Members of the 6th Seaforth Highlanders outside their billet in the Saints' area of Bedford. A local civilian is included in the group.
(photo: courtesy of Richard Galley)


Sergeant A. Brownson of the  4th Cameron Highlanders.

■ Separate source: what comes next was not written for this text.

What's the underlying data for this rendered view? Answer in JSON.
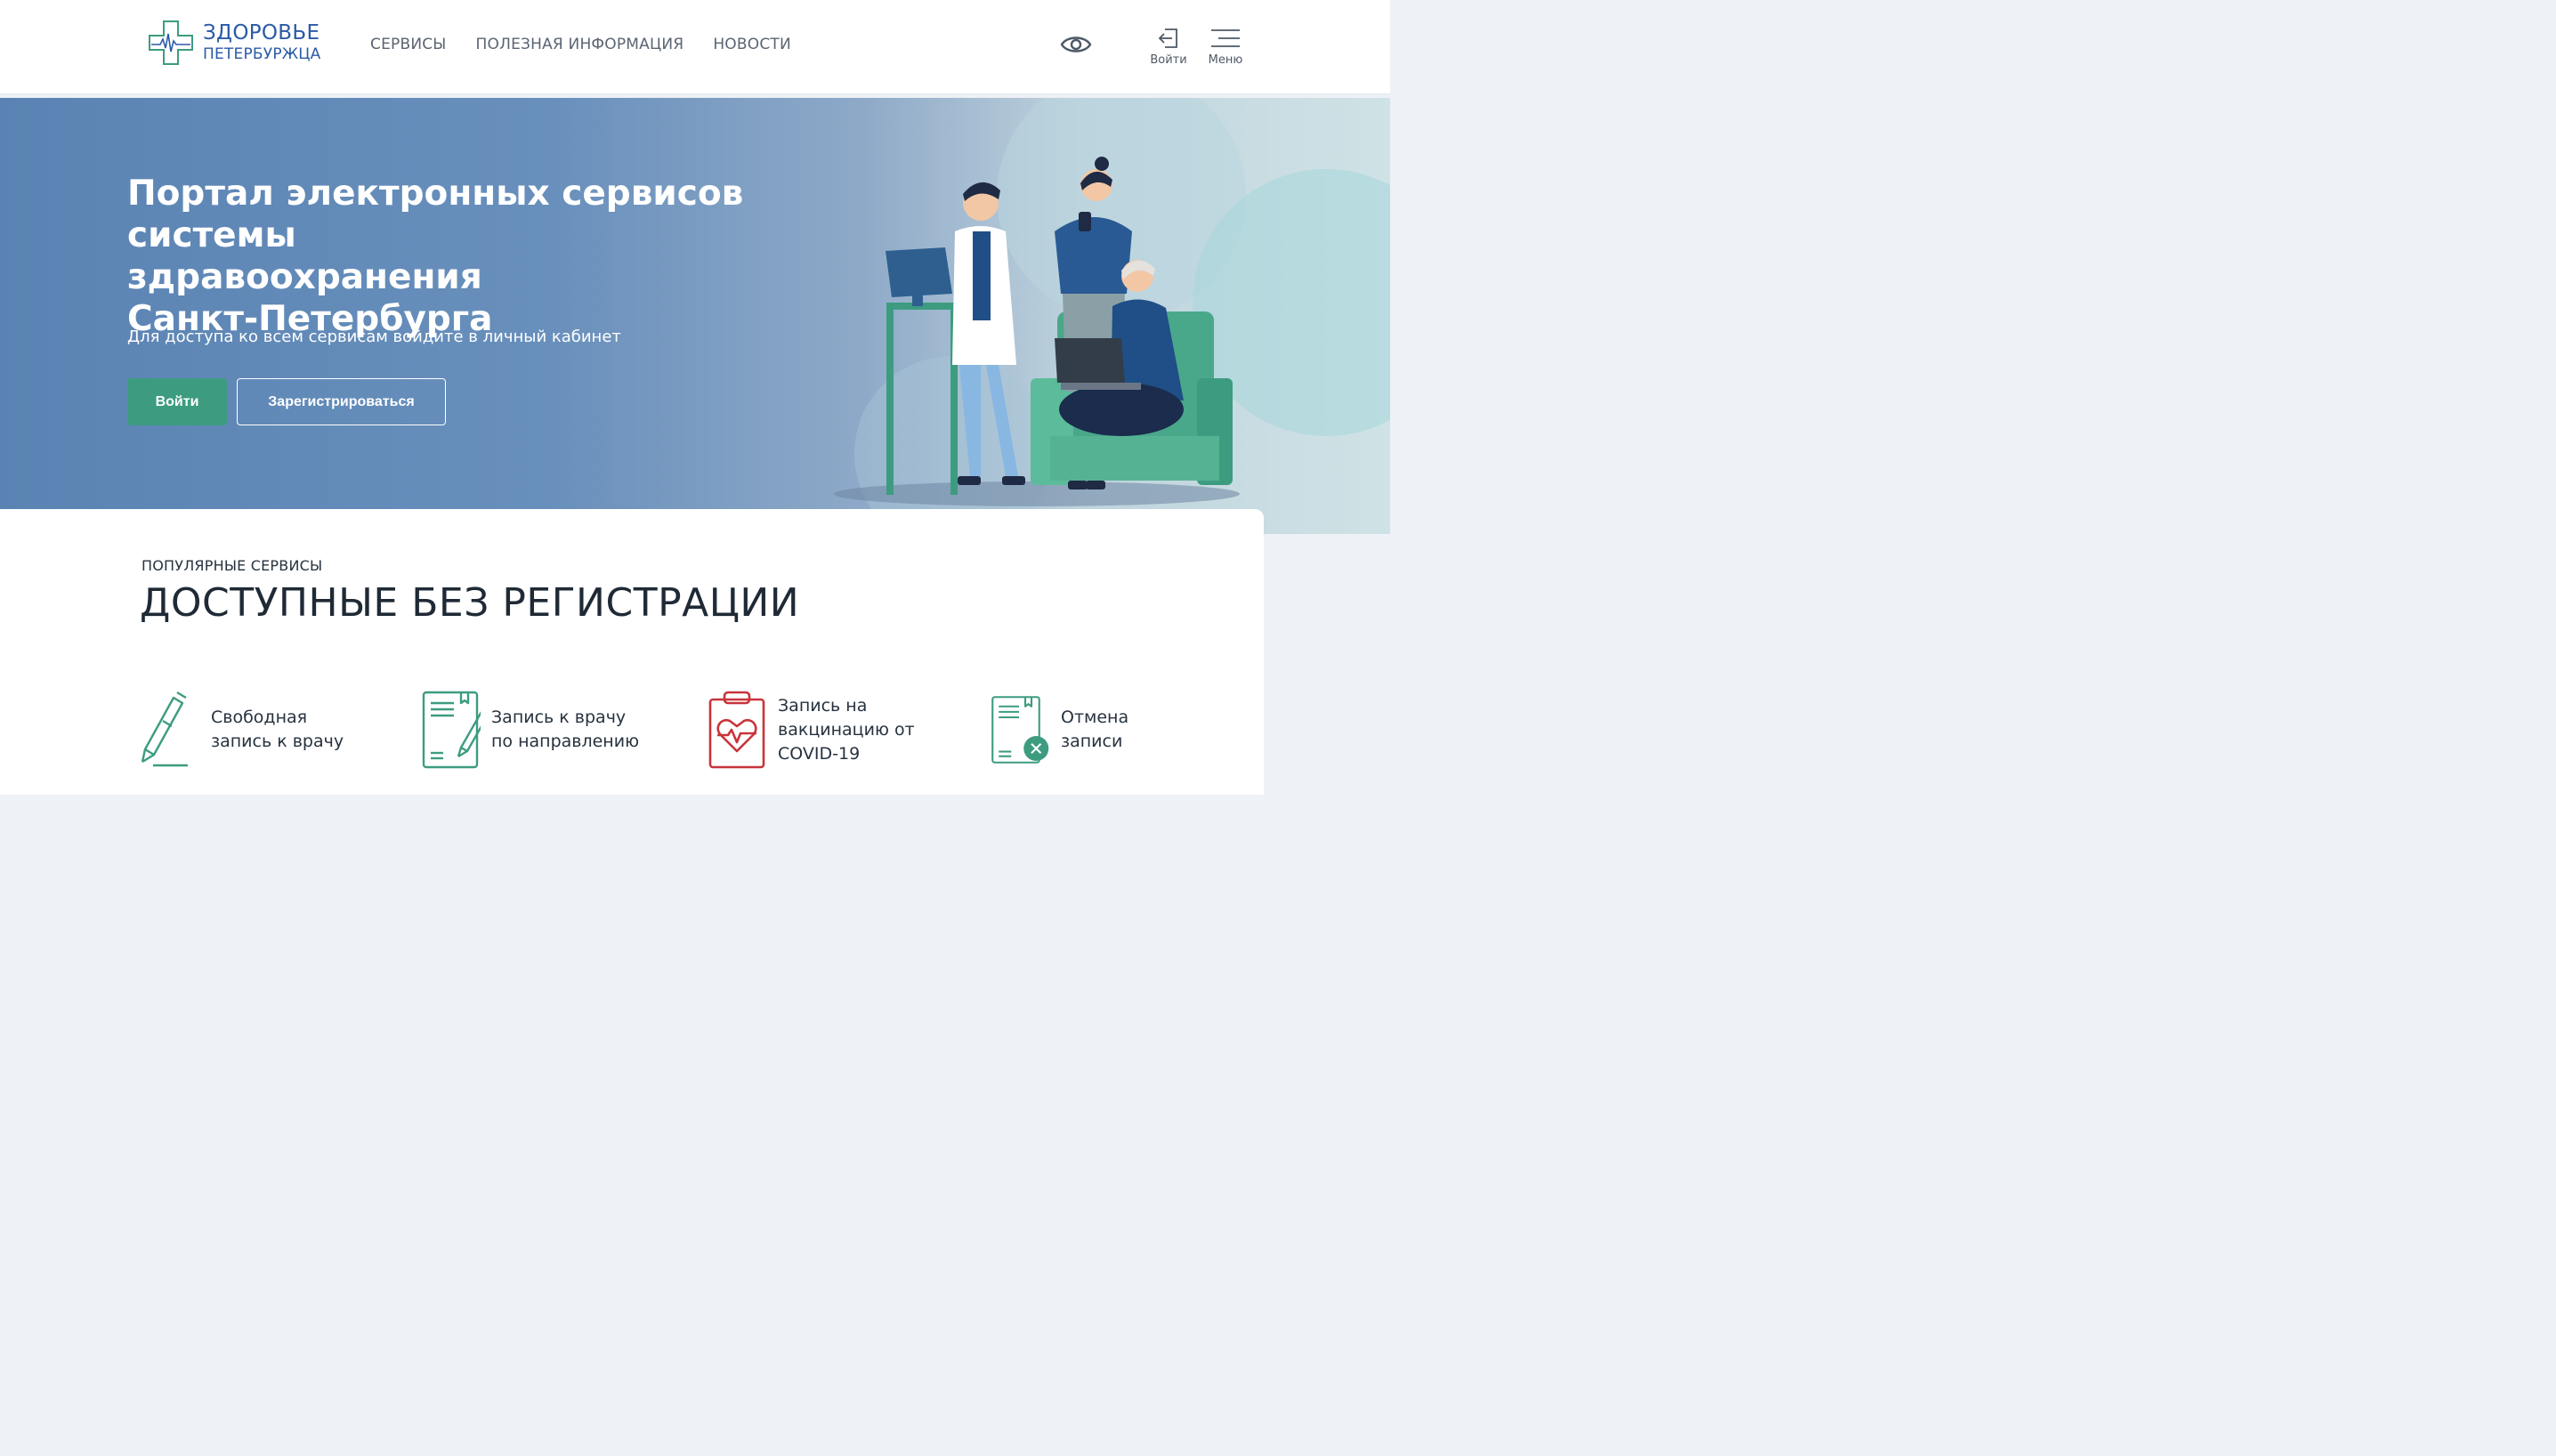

Sergeant A. Brownson of the 4th Cameron Highlanders. Photographed outside his billet in the Clapham Road area of Bedford, by A. W. Pierce of Nottingham.
In October 1918, Assistant Quartermaster Sergeant A Brownson, Cameron Highlanders was awarded the Distinguished Conduct Medal. The citation for this award reading:
"For conspicuous gallantry and devotion to duty. Though forty-nine years of age and with twenty seven years'service, this N.C.O. has endured the rigours of the campaign for nearly three years at the front, performing his duties, often under difficult and dangerous conditions, with a zeal and ability worthy of the highest praise. He has never failed to deliver personally the stores and rations to the Brigade, when in the front line, frequently under very heavy fire, during some of the hardest fighting of the war. His devotion to duty has been a very fine example."
(photo: courtesy of Richard Galley)


Gordon Higlanders on Spenser Road.

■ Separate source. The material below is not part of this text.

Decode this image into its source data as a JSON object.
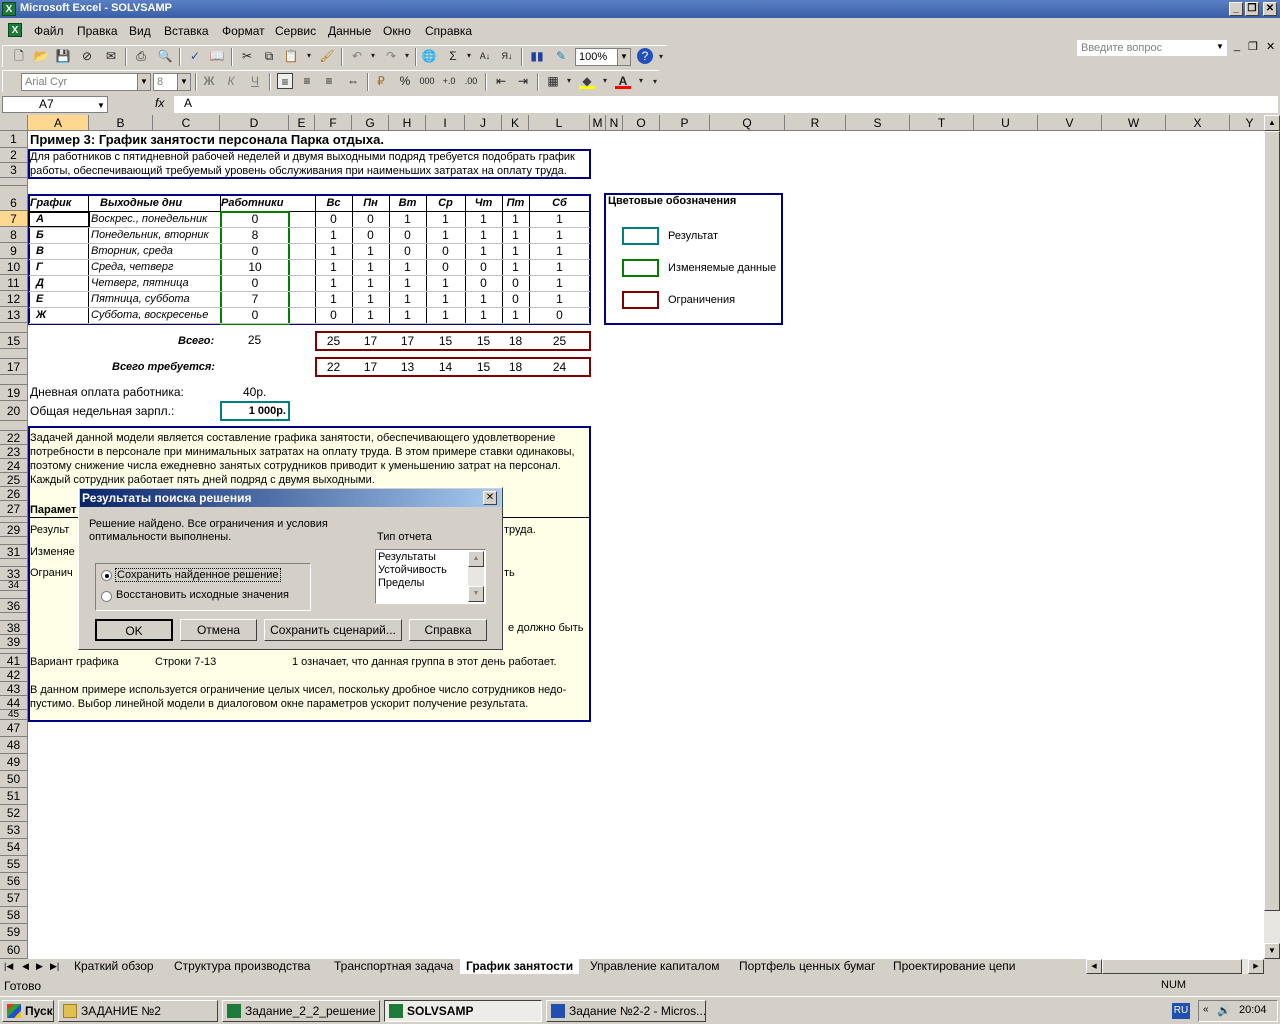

Gordon Highlanders photographed outside 17, Spenser Road, Bedford. This photograph is in the collection of Mr. Christopher Macdonald whose grandfather was a member of the 4th Gordon Highlanders.


Billeting slip   Billeting slip Billeting slip

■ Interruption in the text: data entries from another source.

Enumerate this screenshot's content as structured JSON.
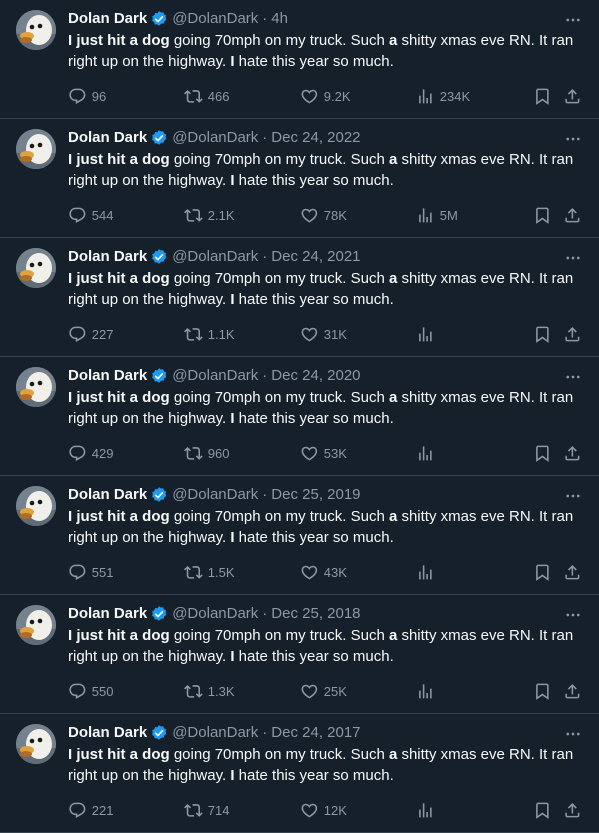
{
  "account": {
    "name": "Dolan Dark",
    "handle": "@DolanDark"
  },
  "tweet_text": {
    "p1": "I just hit a dog",
    "p2": " going 70mph on my truck. Such ",
    "p3": "a",
    "p4": " shitty xmas eve RN. It ran right up on the highway. ",
    "p5": "I",
    "p6": " hate this year so much."
  },
  "separator": "·",
  "tweets": [
    {
      "time": "4h",
      "replies": "96",
      "retweets": "466",
      "likes": "9.2K",
      "views": "234K"
    },
    {
      "time": "Dec 24, 2022",
      "replies": "544",
      "retweets": "2.1K",
      "likes": "78K",
      "views": "5M"
    },
    {
      "time": "Dec 24, 2021",
      "replies": "227",
      "retweets": "1.1K",
      "likes": "31K",
      "views": ""
    },
    {
      "time": "Dec 24, 2020",
      "replies": "429",
      "retweets": "960",
      "likes": "53K",
      "views": ""
    },
    {
      "time": "Dec 25, 2019",
      "replies": "551",
      "retweets": "1.5K",
      "likes": "43K",
      "views": ""
    },
    {
      "time": "Dec 25, 2018",
      "replies": "550",
      "retweets": "1.3K",
      "likes": "25K",
      "views": ""
    },
    {
      "time": "Dec 24, 2017",
      "replies": "221",
      "retweets": "714",
      "likes": "12K",
      "views": ""
    }
  ],
  "icons": {
    "more": "more-icon",
    "verified": "verified-badge-icon",
    "reply": "reply-icon",
    "retweet": "retweet-icon",
    "like": "heart-icon",
    "views": "views-icon",
    "bookmark": "bookmark-icon",
    "share": "share-icon"
  },
  "colors": {
    "background": "#15202b",
    "divider": "#38444d",
    "primary_text": "#f7f9f9",
    "secondary_text": "#8b98a5",
    "verified": "#1d9bf0"
  }
}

Original Seaforth Highlander billeting slips for properties in Wellington Street and Foster Hill Road. Those people who had soldiers billeted with them, or in property that they owned, were paid a daily allowance by the Army. In today's money the amounts were roughly equivalent to:
Furnished billet - 4p per private soldier / Non-Commissioned Officer - 15p per officer
Unfurnished billet - 1½p per man, regardless of rank
(photo: courtesy of Richard Galley)


Bedford postcard

This post card was sent from Private Jack Watling to his mother in 1916, long after the Scots had left town. Although it is meant to be a humorous depiction of a soldier's life in a Bedford billet, it does accurately portray the conditions which the Highlanders who were placed in unfurnished houses had to face, particularly in the first couple of months of their time in town. Sleeping on bare floorboards, using a Great Coat as a blanket and kit bag as a pillow.
The modern houses-cum-billets offered creature comforts that many of the soldiers had never experienced before; hot and cold running water and gas to burn. "There were many men of most excellent character who came with us from Scotland, who had rarely seen a house like any one of these Bedford residential properties and who had certainly never been inside one. One such soldier after a long day in the country was washing his socks in that small compartment described by the House Agent as a 'Gent's Cloak'. "What do I do when I want any more water, Jock?" he shouted to his companion in the room outside. "Pull the Plug" [chain]. "Christ!" he exclaimed as he watched their departure." 'Behind the Lines'; Col W.N. Nicholson, CMG, DSO – Jonathan Cape Ltd 1939
(photo: courtesy of Richard Galley)

Page last updated: 15th July 2014